Esophagus to Small Intestine
Long-term outcomes of peroral endoscopic myotomy for achalasia: A systematic review and meta-analysis
Background: The long-term outcomes of esophageal peroral endoscopic myotomy (POEM) are still unknown.
Methods: The authors searched electronic databases (Medline/PubMed, Embase, Scopus) for studies assessing outcomes after POEM for esophageal achalasia with a minimum median follow-up duration of 36 months. Pooled rates of clinical success and postoperative reflux were calculated and compared with the same values at 12, 24 and 36 months when available. Subgroup analyses were performed to explore the interstudy heterogeneity.
Results: From 1528 initial records, 11 studies (2017–2021) were included. A total of 2342 patients (age 48.1 [SD 6.8] years; 50.1% males) with a median follow-up of 48 months (interquartile range, 45–60) were analyzed. The pooled clinical success rate was 87.3% (95% confidence interval [CI]: 83.6–91.0%; I² = 73.1%). The symptomatic reflux pooled rate was 22.0% (95% CI: 14.4–29.5%; I² = 92.7%). Three cases of peptic strictures and 1 Barrett’s esophagus were reported. The pooled rate of severe adverse events was 1.5% (95% CI: 0.5–2.5%; I² = 52.8%).
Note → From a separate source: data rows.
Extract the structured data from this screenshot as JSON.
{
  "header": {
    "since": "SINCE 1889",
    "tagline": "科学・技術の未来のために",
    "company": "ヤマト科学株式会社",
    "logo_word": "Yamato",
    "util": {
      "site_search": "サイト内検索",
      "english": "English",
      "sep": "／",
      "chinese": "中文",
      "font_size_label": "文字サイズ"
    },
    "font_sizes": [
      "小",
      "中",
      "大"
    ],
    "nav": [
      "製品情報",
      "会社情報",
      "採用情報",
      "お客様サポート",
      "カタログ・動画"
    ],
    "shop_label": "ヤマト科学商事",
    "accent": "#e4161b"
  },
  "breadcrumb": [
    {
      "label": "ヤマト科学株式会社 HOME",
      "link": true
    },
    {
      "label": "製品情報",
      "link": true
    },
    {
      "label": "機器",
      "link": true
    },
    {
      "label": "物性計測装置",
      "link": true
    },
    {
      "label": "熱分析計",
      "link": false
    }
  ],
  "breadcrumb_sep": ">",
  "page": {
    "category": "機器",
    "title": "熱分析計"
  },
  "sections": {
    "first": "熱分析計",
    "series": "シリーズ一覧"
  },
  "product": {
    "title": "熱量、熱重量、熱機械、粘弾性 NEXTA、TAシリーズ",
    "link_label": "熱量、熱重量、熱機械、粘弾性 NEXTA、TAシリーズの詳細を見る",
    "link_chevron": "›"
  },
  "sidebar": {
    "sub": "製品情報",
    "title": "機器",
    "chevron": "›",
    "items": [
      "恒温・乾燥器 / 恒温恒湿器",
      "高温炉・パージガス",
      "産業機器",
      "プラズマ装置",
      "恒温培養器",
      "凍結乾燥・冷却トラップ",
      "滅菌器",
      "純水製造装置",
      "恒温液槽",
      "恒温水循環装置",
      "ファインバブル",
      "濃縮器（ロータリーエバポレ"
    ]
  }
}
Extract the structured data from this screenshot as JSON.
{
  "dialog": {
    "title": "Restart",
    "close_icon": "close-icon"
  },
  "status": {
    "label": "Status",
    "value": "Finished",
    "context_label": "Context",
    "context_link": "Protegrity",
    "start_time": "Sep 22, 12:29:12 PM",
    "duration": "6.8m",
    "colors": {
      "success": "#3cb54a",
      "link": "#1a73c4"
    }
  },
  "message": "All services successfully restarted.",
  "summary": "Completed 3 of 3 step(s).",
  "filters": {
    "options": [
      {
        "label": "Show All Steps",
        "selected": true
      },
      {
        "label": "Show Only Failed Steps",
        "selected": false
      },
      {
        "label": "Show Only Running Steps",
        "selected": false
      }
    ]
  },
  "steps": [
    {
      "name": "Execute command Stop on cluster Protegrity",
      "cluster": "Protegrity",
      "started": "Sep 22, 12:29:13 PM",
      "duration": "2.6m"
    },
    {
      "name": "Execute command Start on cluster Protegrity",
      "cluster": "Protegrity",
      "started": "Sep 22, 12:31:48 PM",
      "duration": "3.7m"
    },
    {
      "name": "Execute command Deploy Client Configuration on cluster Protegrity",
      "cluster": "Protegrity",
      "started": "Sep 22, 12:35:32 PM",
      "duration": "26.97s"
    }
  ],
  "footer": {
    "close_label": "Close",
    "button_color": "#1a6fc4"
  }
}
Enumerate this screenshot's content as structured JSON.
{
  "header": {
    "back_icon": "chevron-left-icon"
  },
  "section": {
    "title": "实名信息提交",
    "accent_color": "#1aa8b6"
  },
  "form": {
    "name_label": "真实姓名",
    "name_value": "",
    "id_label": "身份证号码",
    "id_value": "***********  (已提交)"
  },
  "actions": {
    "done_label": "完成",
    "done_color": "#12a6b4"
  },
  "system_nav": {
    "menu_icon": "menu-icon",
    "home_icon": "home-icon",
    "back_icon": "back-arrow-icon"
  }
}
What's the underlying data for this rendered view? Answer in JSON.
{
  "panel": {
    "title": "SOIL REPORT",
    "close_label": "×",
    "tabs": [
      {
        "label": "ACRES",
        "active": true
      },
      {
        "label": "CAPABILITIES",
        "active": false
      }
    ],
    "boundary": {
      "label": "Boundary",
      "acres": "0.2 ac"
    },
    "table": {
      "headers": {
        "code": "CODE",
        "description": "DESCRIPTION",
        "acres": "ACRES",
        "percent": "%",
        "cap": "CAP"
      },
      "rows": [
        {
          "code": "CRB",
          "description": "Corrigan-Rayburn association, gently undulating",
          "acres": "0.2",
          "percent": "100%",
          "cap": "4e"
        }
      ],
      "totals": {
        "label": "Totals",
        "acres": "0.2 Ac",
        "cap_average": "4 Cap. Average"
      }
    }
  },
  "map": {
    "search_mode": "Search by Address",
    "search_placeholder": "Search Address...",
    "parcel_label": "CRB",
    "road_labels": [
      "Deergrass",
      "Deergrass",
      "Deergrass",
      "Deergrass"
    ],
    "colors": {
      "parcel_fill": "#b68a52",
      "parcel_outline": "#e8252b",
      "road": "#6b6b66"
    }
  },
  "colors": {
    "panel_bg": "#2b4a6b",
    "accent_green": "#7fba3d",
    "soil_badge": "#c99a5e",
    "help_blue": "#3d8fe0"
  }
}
Conclusions: Long-term clinical efficacy of peroral endoscopic myotomy (POEM) persisted in 87% of patients with achalasia. Post-POEM symptomatic reflux remained stable over time. The risk for Barrett’s esophagus and peptic strictures appeared minimal.